Father Joel Panzer, right, a priest of the Diocese of Lincoln, Neb., who holds the rank of captain in the U.S. Army, is seen with other military personnel in late August outside Hope Chapel on Camp Victory in Iraq. Father Panzer is a chaplain with the 25th Infantry Division Headquarters and is last Catholic priest serving troops preparing to depart Iraq’s by 31 Dec. (photo: CNS/courtesy U.S. Army) 

09 Dec 2011 – by Julie Asher

WASHINGTON (CNS) — Over the past nine years in Iraq, the sacrifice of the U.S. military “and our nation as a whole has been tremendous,” Army chaplain Father Joel Panzer said, and soldiers in general feel “it’s time for us to leave” to give the nation the impetus “to function independently.”

As the troops prepare to leave and turn bases over to Iraqi forces by Dec. 31, he said, “morale is quite high” among members of his own Army unit, the 25th Infantry Division Headquarters, which is ending a 13-month deployment.

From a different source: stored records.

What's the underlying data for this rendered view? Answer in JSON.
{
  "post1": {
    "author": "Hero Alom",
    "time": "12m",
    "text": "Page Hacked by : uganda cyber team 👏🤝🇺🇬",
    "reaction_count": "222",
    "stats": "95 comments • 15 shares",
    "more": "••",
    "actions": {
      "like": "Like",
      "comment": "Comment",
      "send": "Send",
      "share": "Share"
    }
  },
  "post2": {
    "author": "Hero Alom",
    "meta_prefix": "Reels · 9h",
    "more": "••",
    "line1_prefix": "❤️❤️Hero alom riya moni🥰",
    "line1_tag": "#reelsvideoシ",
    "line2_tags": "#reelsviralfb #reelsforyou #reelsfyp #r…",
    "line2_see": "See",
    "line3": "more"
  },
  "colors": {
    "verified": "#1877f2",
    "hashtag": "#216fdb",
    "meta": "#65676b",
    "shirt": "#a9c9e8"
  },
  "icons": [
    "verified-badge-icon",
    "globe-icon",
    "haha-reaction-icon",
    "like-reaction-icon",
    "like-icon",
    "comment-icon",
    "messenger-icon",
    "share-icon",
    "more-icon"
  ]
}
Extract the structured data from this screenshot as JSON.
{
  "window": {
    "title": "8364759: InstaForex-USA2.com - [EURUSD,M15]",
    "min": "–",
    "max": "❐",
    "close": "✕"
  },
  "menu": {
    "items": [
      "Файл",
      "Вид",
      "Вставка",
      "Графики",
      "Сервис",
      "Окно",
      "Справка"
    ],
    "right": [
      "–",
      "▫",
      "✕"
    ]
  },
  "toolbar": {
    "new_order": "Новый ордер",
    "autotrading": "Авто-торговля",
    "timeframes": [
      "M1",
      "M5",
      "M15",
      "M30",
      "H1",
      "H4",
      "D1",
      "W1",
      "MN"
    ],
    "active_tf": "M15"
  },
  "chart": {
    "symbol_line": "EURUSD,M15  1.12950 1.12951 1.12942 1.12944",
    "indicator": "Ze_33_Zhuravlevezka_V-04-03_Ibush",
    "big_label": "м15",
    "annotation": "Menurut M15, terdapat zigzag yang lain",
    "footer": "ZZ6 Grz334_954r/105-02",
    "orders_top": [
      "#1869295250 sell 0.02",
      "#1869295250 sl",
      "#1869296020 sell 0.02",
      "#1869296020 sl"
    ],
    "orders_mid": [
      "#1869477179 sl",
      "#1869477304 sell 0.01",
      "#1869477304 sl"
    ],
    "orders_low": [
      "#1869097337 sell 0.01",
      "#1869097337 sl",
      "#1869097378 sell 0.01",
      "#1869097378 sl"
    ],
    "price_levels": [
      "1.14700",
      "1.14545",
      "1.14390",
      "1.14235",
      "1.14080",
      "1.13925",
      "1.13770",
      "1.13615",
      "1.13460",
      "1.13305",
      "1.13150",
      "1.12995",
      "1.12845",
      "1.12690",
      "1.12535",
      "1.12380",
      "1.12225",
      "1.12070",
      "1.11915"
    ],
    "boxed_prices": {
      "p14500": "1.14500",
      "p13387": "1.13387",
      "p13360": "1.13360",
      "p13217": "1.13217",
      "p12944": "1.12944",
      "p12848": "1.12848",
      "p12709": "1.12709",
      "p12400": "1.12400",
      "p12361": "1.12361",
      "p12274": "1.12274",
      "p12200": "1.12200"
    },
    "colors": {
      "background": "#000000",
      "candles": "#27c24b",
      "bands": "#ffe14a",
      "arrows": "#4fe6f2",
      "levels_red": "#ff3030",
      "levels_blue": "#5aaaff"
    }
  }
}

“Tremendous progress has been made” in Iraq, he told Catholic News Service in a Dec. 6 interview conducted via email and phone from the southern part of the country, where he has been stationed for his final two months.

“Regardless of the outcome here, soldiers are proud of their faithful service, and the selfless sacrifice of nearly 4,500 U.S. service members. Nothing will ever change that,” said Father Panzer, 43, a priest of the Diocese of Lincoln, Neb.

An Army captain, he is finishing his second tour of duty in Iraq and is the last Catholic priest serving in support of Operation New Dawn, the post-combat phase of the U.S. mission in Iraq.

Currently, less than 10,000 soldiers remain in Iraq at five bases. At one point, in 2007, U.S. troops numbered 170,000 and were spread out over more than 500 bases.

As military units inspect equipment and pack it up, chaplains have related responsibilities, such as ensuring “all religious literature and sacred materials are properly packaged” for shipment home, according to Father Panzer.

“We remove all Christian and Jewish items from the buildings we have utilized as chapels simply out of a desire not to offend the people of Iraq, a predominantly Muslim nation,” he continued. “As a priest, I’ve been responsible for closing several chapels where the Blessed Sacrament was reserved, including the removal of chalices and other sacred vessels.”

Father Panzer said the soldiers with whom he serves feel the U.S. military has “provided the people of Iraq with everything they need to function independently,” he said, such as “training for their military and police; funding of infrastructure, schools and hospitals; assistance with conducting elections and writing a constitution; and support in establishing a government.”

When asked if some fear instability once the troops are gone, the priest said, “Soldiers tend to be realists.”

“They have experienced the culture of the Middle East, and know that local religious and tribal loyalties bear greater allegiance than the national cause of Iraqi unity,” he told CNS.

1 | 2 | 3 |

Tags: Iraq Middle East United States